Dones says he couldn't be happier about the diversity of the crowd. Nowak adds they're not courting any one group in particular; rather, it's more about a certain attitude and outlook on life. "I'm especially interested in people who appreciate the value of their night out," she says. "Creative types who work hard and play hard."
And play hard they do. "The work week slowly drains the life out of me. Haute to Death gives life back," says retail merchandising manager and musician Nathaniel Burgundy IV. Ferndale-based Jewelry designer Regina Pruss, a regular at H2D, says "I come here to get free." This spirit seems to be the common thread running through the crowd, as many let loose in a way that they can't do anywhere else. "It doesn't matter who you are, what age you are, everybody just comes here to dance," says Amanda Porter of Rochester, catching her breath between songs.
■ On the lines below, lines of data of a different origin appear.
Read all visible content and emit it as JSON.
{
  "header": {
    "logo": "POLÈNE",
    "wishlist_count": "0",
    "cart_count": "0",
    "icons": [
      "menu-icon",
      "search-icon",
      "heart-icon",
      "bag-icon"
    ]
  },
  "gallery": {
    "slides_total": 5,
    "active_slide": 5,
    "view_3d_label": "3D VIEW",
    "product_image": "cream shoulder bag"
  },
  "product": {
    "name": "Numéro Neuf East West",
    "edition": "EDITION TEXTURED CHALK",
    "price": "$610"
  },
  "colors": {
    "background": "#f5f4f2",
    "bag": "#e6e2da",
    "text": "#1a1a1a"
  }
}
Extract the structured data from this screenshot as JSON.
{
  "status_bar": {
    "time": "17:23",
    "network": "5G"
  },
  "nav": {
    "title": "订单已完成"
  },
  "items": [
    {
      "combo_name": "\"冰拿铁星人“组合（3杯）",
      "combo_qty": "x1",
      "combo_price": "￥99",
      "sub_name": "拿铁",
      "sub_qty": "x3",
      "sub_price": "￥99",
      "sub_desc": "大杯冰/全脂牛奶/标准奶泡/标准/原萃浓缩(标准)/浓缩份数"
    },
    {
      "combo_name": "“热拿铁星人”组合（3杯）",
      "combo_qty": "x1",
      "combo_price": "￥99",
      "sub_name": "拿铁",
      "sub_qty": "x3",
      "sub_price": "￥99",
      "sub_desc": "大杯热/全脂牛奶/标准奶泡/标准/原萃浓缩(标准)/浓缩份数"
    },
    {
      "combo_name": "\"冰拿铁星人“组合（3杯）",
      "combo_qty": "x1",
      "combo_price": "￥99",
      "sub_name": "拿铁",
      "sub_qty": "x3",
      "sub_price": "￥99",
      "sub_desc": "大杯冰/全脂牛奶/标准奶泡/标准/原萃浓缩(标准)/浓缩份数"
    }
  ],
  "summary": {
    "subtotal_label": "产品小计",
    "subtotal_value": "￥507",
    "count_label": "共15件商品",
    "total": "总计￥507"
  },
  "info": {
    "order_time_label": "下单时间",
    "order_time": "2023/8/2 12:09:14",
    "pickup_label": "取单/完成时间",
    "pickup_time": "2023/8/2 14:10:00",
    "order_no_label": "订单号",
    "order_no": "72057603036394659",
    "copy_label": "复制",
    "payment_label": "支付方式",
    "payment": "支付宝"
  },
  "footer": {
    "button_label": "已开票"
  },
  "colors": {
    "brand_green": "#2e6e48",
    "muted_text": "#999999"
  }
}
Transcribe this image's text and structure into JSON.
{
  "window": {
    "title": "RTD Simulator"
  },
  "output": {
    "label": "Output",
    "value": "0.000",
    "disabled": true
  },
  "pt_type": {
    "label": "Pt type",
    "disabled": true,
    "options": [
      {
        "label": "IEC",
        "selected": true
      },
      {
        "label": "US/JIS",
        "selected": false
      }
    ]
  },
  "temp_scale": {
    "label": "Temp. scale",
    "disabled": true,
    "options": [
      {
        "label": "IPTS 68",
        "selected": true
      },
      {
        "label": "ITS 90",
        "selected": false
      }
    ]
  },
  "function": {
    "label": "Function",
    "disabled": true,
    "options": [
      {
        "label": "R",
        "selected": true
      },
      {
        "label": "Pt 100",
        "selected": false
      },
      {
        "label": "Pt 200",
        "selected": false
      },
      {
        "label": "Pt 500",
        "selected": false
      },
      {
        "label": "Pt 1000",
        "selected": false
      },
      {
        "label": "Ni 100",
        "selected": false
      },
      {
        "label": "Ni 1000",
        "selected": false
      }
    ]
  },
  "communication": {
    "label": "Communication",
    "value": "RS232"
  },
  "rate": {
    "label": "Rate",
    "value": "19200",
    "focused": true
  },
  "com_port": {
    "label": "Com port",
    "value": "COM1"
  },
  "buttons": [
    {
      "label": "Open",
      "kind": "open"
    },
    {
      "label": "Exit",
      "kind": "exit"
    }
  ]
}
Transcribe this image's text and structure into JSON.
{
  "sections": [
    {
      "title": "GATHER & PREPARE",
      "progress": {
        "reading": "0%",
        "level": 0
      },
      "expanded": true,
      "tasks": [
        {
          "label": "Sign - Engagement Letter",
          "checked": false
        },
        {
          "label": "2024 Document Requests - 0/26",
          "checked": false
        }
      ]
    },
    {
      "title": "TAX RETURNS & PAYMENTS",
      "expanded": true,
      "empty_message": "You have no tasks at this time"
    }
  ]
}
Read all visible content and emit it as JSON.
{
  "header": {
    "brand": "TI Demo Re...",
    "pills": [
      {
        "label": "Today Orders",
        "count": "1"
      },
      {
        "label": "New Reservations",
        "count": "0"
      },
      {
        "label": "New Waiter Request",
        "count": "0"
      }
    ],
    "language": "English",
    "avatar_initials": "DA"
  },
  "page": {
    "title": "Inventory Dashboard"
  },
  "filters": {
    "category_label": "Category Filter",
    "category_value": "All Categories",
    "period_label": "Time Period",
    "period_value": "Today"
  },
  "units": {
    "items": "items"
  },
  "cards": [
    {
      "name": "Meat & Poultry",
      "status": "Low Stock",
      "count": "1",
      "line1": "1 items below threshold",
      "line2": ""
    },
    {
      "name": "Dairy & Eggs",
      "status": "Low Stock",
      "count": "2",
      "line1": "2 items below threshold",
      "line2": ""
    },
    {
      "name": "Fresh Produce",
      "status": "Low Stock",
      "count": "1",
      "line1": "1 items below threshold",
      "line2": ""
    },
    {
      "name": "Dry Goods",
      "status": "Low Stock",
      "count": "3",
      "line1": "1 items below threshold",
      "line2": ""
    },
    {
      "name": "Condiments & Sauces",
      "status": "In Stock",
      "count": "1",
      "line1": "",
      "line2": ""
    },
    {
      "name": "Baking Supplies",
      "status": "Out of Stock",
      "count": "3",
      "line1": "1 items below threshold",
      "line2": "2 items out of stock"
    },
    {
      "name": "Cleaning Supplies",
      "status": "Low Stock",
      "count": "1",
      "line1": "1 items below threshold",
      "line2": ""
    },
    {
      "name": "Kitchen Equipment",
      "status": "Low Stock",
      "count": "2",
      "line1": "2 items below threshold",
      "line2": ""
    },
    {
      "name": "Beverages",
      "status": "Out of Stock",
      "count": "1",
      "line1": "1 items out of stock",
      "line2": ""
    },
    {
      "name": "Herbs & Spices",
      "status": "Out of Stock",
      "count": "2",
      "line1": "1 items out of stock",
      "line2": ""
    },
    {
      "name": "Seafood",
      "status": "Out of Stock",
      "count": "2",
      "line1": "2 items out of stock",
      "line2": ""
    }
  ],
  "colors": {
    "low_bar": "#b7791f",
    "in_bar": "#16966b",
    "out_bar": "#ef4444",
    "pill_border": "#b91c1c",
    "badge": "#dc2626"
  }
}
So now that they have three years under their belts, what does the future hold for H2D?
Nowak and Dones say that they would like to expand the scene beyond the dance party. They envision a collective that would include stylists, designers and other creatives. Occasional themes such as "Boss and Secretary Edition," "Poolside Edition," and "H2D Prom" spur regulars to participate in the creativity as well by having fun with fashion.
The event has always emphasized a strong visual element. Dones creates a unique flier every month that riffs on an album cover or single from his collection, and puts his photography skills to work documenting the feel and style of each event.
Freelancer Noëlle Lothamer specializes in stories about food, fun and knowing which way the disco ball turns.
All photographs © Marvin Shaouni Photography
Contact Marvin here
All photos taken during Haute to Death's three year anniversary at the Temple Bar in Detroit.
This story is the latest in Model D's "10 Years of Change" series celebrating our decade of publishing in Detroit. Read other stories in the series here. Support for "10 Years of Change" is provided by the Hudson Webber Foundation.